The following resources include additional information related to human trafficking: National Human Trafficking Hotline (humantraffickinghotline.org), Polaris Project website (polarisproject.org), the Trafficking in Persons Report 2018, anti-money laundering organizations, FinCEN, case studies, and certainly many other resources. If you have any questions or need help ensuring you’re taking appropriate action to identify the signs of human trafficking, please reach out to Wipfli’s BSA team.


[1] “Shocking Facts,” TRUST, http://trustaz.org/downloads/aw-trust-shocking-facts.pdf, accessed March 2019.

[2] “The Facts,” Polaris, https://polarisproject.org/human-trafficking/facts, accessed March 2019.

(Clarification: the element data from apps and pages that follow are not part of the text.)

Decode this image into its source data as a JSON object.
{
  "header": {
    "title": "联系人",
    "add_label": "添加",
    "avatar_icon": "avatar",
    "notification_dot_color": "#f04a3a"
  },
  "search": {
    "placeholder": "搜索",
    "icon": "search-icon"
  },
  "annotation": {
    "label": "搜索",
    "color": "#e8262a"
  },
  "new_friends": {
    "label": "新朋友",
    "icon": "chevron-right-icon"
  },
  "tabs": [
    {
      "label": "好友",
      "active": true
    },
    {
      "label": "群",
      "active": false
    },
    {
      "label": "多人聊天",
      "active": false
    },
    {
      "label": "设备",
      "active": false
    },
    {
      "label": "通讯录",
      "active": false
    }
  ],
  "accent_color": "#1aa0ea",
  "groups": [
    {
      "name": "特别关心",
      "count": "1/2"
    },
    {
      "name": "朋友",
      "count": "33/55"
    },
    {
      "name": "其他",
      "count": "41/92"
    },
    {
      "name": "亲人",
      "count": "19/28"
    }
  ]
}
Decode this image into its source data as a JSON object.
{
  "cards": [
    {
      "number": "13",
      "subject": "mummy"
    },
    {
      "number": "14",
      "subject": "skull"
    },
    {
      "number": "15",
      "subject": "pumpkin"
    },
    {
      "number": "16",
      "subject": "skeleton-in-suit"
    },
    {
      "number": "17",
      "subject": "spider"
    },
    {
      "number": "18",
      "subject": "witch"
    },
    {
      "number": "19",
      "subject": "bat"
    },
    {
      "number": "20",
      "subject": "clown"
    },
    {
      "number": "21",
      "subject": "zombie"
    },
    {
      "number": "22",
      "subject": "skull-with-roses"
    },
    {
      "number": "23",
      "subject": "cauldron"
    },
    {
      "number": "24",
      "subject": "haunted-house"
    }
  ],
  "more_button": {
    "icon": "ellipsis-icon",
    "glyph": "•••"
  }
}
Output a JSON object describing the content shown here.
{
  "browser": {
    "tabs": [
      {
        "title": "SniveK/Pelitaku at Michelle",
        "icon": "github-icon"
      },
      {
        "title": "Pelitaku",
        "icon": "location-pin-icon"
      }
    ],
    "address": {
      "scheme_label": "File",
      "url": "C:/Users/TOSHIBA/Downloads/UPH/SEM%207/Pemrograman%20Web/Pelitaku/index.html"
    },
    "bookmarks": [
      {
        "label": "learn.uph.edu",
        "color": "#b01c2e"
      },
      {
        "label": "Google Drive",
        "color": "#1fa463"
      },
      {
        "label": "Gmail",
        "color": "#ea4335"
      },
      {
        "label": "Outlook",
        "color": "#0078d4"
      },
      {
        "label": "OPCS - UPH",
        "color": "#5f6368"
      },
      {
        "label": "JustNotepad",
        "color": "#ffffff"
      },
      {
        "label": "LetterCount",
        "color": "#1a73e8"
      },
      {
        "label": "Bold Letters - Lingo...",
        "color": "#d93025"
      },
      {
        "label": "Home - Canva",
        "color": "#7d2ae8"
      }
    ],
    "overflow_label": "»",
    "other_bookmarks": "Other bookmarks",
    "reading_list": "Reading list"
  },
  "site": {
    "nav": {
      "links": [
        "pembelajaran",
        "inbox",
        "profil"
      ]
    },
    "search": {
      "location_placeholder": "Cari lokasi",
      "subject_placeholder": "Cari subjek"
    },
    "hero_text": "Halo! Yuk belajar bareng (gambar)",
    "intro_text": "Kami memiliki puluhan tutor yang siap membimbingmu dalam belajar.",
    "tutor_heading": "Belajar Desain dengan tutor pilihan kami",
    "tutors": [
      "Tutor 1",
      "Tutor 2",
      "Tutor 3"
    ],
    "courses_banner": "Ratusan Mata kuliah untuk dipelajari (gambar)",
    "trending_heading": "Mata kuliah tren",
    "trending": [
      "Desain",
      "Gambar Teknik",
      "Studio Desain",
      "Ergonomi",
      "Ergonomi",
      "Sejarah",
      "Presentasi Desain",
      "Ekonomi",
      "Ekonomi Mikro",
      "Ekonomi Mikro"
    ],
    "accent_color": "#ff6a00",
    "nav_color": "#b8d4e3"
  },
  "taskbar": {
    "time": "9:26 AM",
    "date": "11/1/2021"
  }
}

[3] “FBI Announces Results of Operation Cross Country XI,” FBI, October 2017, https://www.fbi.gov/news/pressrel/press-releases/fbi-announces-results-of-operation-cross-country-xi, accessed March 2019.

[4] “Trafficking in Persons Report: June 2018,” U.S. Department of State, June 2018, https://www.state.gov/documents/organization/282798.pdf, accessed March 2019.

[5] “EXCLUSIVE: Taliban buying children for suicide bombers,” The Washington Times, July 2009, https://www.washingtontimes.com/news/2009/jul/02/taliban-buying-children-to-serve-as-suicide-bomber/, accessed March 2019.

[6] “Thomson Reuters Foundation launches resource to help financial institutions tackle human trafficking,” Thomson Reuters Foundation, July 2018, https://www.trust.org/i/?id=928ac731-8e74-40db-985a-5e5a4464a86b, accessed March 2019.